A square root calculator will calculate the square root of any number. Note that the calculator will only take the square root of a positive number since the square root of a negative number yields an imaginary result. Before taking the square root we need to know what a square root is and how to find a square root.
A square root of a number is a number raised to the exponent of 1/2. The result is a number when multiplied by itself (squared) yields the original number. For example, the square root of 16 is 4 since 4 times 4 is 16. Note that the square root is also negative, but for many practical purposes we use only the positive value. Numbers whose square roots are whole numbers are known as perfect squares.
For numbers that are not perfect squares, here is a method to represent the square root of a whole number as a number multiplied by another square root.

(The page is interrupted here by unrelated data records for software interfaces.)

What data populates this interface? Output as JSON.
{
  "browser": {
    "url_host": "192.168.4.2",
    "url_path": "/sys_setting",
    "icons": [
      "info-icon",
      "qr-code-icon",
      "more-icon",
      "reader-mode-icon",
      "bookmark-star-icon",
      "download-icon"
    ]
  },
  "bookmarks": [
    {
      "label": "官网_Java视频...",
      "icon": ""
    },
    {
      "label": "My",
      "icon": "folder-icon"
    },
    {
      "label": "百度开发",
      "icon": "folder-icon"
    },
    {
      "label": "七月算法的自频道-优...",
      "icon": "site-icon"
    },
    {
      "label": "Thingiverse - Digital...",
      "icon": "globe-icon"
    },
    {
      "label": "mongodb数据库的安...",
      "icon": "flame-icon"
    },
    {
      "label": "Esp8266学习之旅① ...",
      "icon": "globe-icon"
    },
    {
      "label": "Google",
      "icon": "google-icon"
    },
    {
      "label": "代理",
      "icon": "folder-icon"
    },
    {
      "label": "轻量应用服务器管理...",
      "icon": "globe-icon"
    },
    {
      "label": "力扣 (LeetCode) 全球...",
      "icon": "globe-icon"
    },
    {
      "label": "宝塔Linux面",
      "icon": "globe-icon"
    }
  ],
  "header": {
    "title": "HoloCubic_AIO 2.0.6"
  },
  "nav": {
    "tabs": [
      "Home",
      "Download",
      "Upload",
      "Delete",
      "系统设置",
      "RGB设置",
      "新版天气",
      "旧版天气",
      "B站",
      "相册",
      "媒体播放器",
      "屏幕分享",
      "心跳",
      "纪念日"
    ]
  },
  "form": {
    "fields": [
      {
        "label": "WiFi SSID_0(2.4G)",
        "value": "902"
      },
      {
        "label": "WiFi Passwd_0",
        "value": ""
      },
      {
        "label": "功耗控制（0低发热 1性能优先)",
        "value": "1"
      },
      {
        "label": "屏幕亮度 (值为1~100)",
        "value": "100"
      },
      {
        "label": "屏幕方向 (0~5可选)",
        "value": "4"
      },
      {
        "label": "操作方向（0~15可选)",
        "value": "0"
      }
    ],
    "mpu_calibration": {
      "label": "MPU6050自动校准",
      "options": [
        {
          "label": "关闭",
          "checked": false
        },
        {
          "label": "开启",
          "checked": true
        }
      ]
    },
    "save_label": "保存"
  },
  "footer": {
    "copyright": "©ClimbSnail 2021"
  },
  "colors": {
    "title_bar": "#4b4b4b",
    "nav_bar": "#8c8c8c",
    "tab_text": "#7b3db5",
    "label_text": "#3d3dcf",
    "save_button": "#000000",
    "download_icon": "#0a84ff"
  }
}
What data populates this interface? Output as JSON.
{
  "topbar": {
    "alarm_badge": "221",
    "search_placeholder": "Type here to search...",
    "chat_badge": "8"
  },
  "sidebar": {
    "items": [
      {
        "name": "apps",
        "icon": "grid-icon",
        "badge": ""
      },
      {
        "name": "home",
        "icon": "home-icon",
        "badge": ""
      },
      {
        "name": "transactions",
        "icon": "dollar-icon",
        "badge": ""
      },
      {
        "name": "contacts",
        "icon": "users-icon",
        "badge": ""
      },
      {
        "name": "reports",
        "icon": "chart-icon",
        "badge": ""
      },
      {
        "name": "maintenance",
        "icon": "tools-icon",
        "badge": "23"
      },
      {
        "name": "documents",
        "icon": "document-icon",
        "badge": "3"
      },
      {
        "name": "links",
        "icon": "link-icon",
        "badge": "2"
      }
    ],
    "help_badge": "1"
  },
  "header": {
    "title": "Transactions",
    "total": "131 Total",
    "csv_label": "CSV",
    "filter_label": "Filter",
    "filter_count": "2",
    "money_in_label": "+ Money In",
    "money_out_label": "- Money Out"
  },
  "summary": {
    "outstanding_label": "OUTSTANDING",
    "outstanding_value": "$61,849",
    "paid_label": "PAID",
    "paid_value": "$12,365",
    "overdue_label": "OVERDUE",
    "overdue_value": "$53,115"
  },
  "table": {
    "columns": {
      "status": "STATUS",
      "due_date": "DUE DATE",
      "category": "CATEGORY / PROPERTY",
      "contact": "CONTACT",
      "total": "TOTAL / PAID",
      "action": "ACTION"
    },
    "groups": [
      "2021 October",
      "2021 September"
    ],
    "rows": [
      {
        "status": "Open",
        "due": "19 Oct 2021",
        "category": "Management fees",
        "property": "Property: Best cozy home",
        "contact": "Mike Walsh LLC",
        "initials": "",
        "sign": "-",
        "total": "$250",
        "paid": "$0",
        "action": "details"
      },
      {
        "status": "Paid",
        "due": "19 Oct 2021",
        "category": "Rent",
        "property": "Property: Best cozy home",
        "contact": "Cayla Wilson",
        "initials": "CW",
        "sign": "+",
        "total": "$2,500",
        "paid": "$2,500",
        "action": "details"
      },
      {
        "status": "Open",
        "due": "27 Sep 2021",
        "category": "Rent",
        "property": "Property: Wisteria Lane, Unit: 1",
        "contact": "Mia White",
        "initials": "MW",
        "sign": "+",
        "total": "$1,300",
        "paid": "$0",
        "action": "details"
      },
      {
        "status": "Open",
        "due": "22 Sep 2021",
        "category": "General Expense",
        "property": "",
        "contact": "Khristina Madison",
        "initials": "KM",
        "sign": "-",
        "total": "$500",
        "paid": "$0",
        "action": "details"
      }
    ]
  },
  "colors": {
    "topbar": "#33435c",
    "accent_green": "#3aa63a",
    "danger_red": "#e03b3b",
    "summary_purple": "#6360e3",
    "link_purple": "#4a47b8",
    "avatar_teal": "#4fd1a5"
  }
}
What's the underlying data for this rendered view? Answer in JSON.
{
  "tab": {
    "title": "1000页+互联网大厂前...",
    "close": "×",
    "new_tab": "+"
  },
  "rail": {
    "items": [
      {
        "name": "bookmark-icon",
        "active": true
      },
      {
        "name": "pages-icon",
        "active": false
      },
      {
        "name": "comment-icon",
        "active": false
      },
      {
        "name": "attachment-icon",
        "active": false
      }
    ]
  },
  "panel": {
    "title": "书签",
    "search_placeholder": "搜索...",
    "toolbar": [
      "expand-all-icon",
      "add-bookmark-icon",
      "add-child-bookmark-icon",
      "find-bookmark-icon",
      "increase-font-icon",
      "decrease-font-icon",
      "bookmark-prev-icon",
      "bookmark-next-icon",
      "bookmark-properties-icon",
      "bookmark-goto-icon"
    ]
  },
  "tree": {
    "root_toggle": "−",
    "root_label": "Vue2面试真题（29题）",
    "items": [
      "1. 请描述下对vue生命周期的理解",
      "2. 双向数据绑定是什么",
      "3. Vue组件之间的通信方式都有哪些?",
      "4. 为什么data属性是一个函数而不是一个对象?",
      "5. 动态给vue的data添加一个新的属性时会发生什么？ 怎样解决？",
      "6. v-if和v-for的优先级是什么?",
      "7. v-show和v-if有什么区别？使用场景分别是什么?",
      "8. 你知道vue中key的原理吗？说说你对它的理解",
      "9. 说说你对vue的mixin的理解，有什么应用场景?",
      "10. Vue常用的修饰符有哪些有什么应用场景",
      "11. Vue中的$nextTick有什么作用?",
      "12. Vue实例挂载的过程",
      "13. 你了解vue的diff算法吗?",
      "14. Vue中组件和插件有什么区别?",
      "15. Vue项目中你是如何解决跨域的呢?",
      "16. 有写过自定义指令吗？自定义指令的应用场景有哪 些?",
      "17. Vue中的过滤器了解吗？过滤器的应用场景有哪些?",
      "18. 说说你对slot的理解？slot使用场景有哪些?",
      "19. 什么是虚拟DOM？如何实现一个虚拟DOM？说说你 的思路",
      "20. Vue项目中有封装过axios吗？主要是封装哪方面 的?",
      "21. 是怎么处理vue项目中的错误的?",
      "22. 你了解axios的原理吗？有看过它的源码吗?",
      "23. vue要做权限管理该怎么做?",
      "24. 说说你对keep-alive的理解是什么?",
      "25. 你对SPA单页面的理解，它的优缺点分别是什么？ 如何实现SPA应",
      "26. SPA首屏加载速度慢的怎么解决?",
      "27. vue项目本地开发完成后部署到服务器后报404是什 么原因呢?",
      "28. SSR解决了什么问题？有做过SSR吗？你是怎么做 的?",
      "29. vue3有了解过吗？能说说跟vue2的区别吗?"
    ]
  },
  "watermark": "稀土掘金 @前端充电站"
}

√20 =√4 *√5
√20 = 2 *√5
The square root calculator will give the value of
√20 to four significant figures. The sig fig calculator will calculate this result to as many significant figures as is desired in the problem. You can check your results by using the exponent calculator which will raise any numbers to a specified exponent. This calculator is particularly handy for decimals or larger numbers raised to higher exponents.
In some applications of the square root, particularly those pertaining to sciences such as chemistry and physics, the results are preferred in scientific notation. In brief, an answer in scientific notation must have the decimal between the first two non-zero numbers and will be represented as the decimal multiplied by 10 raised to an exponent. For example, the number
0.00345 is written as
3.45 * 10⁻³ in scientific notation, whereas
145.67 is written as
1.4567 * 10² in scientific notation. The results obtained using the square root calculator can be converted in scientific notation with the scientific notation calculator.
One can also estimate the value of a square root by determining what two numbers it must fall. This is accomplished by knowing the perfect squares. For example, suppose you want an approximate value of
√38. Knowing that
49 are perfect squares tells you that the value is between
38 is much closer to
49, we know the approximate value is slightly more than
6.2. The square root calculator gives an accurate value of
6.164 to four significant figures.